I know not a single doctrine which is not at this hour studiously undermined by those who ought to be its defenders; there is not a truth that is precious to the soul which is not now denied by those whose profession it is to proclaim it. The times are out of joint, and many are hoping to make them more and more so. To me, it is clear that we need a revival of old-fashioned Gospel preaching like that of Whitefield and Wesley; to me, preferably that of Whitefield. We need to believe: the Scriptures must be made the infallible foundation of all teaching; the ruin, redemption, and regeneration of mankind must be set forth in unmistakable terms, and that right speedily, or faith will be more rare than gold of Ophir. We must demand from our teachers that they give us a “Thus saith the Lord;” for, at this time, they give us their own imaginations. To-day, the Word of the Lord in the Book of Jeremiah is true: “Hearken not unto the words of the prophets that prophesy unto you: they make you vain: they speak a vision of their own heart, and not out of the mouth of the Lord. They say still unto them that despise Me, The Lord hath said, Ye shall have peace; and they say unto every one that walketh after the imagination of his own heart, No evil shall come upon you.” (Jer. 23:16, 17.) Beware of those who say that there is no hell, and who declare new ways to Heaven. May the Lord have mercy upon them!" (Spurgeon, C. H. Only a Prayer Meeting: Forty Addresses at Metropolitan Tabernacle and Other Prayer-Meetings. Bellingham, WA: Logos Bible Software, 2009, 13-15.)

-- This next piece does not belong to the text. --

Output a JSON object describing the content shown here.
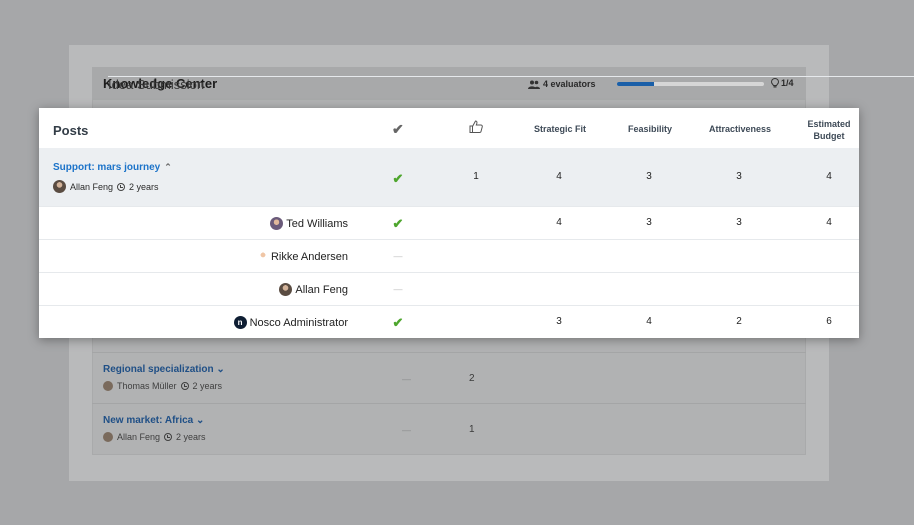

"If a church is to be what it ought to be for the purposes of God, we must train it in the holy art of prayer. Churches without prayer-meetings are grievously common. Even if there were only one such, it would be one to weep over. In many churches the prayer-meeting is only the skeleton of a gathering: the form is kept up, but the people do not come. There is no interest, no power, in connection with the meeting. Oh, my brothers, let it not be so with you! Do train the people to continually meet together for prayer. Rouse them to incessant supplication. There is a holy art in it. Study to show yourselves approved by the prayerfulness of your people. If you pray yourself, you will want them to pray with you; and when they begin to pray with you, and for you, and for the work of the Lord, they will want more prayer themselves, and the appetite will grow. Believe me, if a church does not pray, it is dead. Instead of putting united prayer last, put it first. Everything will hinge upon ... prayer in the church." (Spurgeon, C. H. The Greatest Fight in the World (Final Manifesto). Toronto; New York; London: Funk & Wagnalls, 1891, 43.)

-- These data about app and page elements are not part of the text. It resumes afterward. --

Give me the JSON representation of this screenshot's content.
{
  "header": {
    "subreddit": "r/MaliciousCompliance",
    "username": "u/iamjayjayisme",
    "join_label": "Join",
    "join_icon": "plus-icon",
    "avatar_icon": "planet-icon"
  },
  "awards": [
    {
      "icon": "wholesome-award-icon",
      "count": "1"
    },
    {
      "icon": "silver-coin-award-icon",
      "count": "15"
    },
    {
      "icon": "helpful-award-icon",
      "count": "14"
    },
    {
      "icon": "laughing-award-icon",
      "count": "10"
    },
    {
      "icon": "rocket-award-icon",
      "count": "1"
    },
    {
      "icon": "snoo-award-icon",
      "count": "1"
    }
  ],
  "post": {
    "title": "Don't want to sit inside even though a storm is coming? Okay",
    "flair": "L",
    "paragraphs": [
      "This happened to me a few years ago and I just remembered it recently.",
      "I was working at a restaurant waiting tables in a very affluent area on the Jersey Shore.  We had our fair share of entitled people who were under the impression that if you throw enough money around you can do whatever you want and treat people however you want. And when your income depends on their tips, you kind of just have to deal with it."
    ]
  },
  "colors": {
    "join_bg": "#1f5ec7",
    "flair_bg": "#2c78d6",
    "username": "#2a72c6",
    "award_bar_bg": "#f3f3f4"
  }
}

The simple comparison of verses will speak to the exceeding glory of the New Testament in the Person of the Son of God.
Then Moses said, "I pray You, show me Your glory!" (Exo 34:6)
Philip said to Him, "Lord, show us the Father, and it is enough for us. (Joh 14:8)

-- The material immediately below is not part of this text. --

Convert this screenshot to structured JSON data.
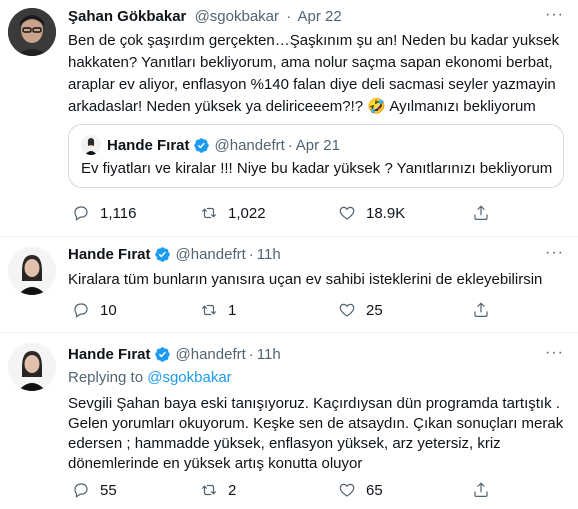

For God, who said, "Light shall shine out of darkness," is the One who has shone in our hearts to give the Light of the knowledge of the glory of God in the face of Christ. (2 Cor 4:6)